Water is essential to life; water is a clear liquid that has no color, taste, or smell. All living things need water to survive. water is composed of chemical elements such as oxygen and hydrogen, water exist in gaseous, liquid and solid state, sources of water include rainwater, water from streams, lakes, rivers, wells and oceans. Water can be used for drinking, washing, domestic purposes, and agricultural purposes.
Getting enough water to drink each day is important to your health, as drinking enough water can prevent dehydration, a condition that can cause unclear thinking, result in mood change, cause your body to overheat, and lead to constipation and kidney stones. Water helps your body keep a normal temperature, it aids in digestion, and water detoxifies, hydrates our skin, delivers nutrients to all our cells and boots our energy level.
Having clean water means being able to avoid exposure to countless diseases, and this involves proper and high sanitary measures. Poor sanitation and unsafe water has claimed millions of life, access to safe drinking water and basic sanitation is vital to health. Areas where potable water are gotten from should be kept clean, water tanks should be washed often, pipes to water should be inspected, proper water drainage and gutters should be made. Water, sanitation and hygiene prevents your family from illness and disease, helps maintain mental health, improves social status, provides better quality of life, and increase focus and productivity.
But how do we conserve such a valuable asset like water? And what is water conservation.
Water conservation is the practice of using water efficiently to reduce unnecessary or excessive water usage. To conserve water means having policies, strategies and activities to help us sustainably manage the natural resource of fresh water to protect and meet the current and future demand of water, thus avoiding water scarcity.
Types of Water
There are different types of water, such as ground water, surface water, storm water and wastewater. Let’s take a quick look at wastewater.
Waste water is water generated from sinks, showers, baths, washing machine or dishwashers. Wastewater is basically domestic water, and wastewater can be classified into two categories: Blackwater and Greywater. Although they are both wastewaters, they have different levels of contamination, which is why they must be treated differently. Both varieties can be recycled through treatment systems and are often reused for irrigation and cleaning.
Water used for washing your vegetables, water from air condition, water from your laundry are all examples of greywater. Greywater contains lower level of contamination, making it easier to treat and process. Greywater is not potable.
Greywater can also be recycled and is commonly used in irrigation and constructed wetlands as long as no harmful chemicals are present. Greywater that contains food particles can nourish plants (for agricultural purpose), it can also be used for washing and flushing toilets, where water is scare greywater is valuable.
Greywater offers an economical water source for those who do not have access to mains or are unable to collect enough rainwater for indoor use. By reusing treated greywater for toilet you can save approximately 50L of potable water in an average household every day.

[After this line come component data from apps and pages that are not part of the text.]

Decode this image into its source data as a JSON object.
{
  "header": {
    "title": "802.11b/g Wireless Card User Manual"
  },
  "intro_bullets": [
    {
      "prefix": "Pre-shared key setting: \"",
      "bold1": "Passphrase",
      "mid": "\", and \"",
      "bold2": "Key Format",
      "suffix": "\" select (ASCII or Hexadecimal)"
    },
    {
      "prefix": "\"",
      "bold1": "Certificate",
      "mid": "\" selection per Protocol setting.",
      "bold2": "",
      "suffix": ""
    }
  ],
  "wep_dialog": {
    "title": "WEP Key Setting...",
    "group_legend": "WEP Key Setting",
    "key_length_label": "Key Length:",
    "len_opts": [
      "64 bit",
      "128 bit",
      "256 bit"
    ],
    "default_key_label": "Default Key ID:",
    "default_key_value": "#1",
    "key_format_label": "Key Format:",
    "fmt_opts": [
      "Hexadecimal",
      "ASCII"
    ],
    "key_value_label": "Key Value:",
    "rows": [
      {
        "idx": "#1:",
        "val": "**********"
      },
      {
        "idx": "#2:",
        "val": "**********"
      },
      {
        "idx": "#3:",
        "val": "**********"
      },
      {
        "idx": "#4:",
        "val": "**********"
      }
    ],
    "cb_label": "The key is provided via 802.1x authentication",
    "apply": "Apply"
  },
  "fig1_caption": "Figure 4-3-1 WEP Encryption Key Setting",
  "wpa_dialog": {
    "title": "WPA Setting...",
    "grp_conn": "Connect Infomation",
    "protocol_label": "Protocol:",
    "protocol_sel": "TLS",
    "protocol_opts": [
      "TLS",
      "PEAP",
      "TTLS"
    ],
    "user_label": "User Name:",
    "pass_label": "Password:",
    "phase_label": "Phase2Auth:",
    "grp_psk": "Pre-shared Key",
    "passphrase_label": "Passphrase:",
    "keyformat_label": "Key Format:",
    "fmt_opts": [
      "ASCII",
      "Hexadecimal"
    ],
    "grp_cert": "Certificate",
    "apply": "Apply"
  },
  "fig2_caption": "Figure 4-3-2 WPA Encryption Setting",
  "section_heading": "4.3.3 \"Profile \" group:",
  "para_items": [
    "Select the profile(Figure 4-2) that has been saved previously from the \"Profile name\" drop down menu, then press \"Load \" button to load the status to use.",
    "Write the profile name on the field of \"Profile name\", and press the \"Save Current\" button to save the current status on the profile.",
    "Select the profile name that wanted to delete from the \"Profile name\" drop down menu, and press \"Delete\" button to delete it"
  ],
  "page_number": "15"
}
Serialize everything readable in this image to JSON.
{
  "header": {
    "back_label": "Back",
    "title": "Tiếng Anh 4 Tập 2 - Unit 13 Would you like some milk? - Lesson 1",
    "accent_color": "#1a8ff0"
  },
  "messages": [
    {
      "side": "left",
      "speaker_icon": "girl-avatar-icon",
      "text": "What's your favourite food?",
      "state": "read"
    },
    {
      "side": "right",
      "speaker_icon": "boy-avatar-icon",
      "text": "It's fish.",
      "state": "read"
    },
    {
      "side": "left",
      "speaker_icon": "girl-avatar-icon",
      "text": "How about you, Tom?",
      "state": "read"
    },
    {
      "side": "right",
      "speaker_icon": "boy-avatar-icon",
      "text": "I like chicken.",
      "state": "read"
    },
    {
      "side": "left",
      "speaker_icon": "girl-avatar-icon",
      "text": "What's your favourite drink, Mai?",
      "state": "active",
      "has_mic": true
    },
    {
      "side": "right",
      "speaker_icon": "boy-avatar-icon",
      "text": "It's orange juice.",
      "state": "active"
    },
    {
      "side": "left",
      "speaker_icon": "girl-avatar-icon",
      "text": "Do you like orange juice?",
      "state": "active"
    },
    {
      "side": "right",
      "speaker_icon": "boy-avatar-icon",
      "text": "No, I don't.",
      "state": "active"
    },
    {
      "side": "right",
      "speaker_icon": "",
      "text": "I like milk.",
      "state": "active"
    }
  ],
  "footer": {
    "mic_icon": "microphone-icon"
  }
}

Grey water is also spelled as gray water, Grey water is safer to handle, it’s easily treated and reused on site, for toilet flushing, landscape, or crop irrigation, basically it could be used for non-potable uses.
Grey water may likely have some pathogenic content from laundering soiled clothing or cleaning the anal area in the shower or bath.
The application of grey water reuse in urban water systems provides substantial benefits for both the water waste and water system by reducing the amount of water required to be conveyed or treated. Treated water has many uses.
Grey water should not be stored, as that could lead to odor nuisance.
This is the wastewater from bathrooms and toilets that contains al matter and urine, water from kitchen and dishwashers are also considered blackwater due to contamination by pathogens and grease.
Water reclamation is the process of converting municipal wastewater or industrial wastewater into water that can be reused for a variety of purposes. Reclaimed water can be reused as urban reuse, agricultural reuse, environmental reuse, industrial reuse and planned potable reuse. To recycle water, different technologies, such as CTC (Concurrent Technologies Corporation) this includes the processes and equipment involved in the active treatment, storage and recycling of water. The process of recycling and reclaiming water would help us conserve water for future use and avoid water scarcity. International Center for Environmental Health and Development (ICEHD) implores you to drink clean water, conserve water and reuse greywater, limit unnecessary use of potable water.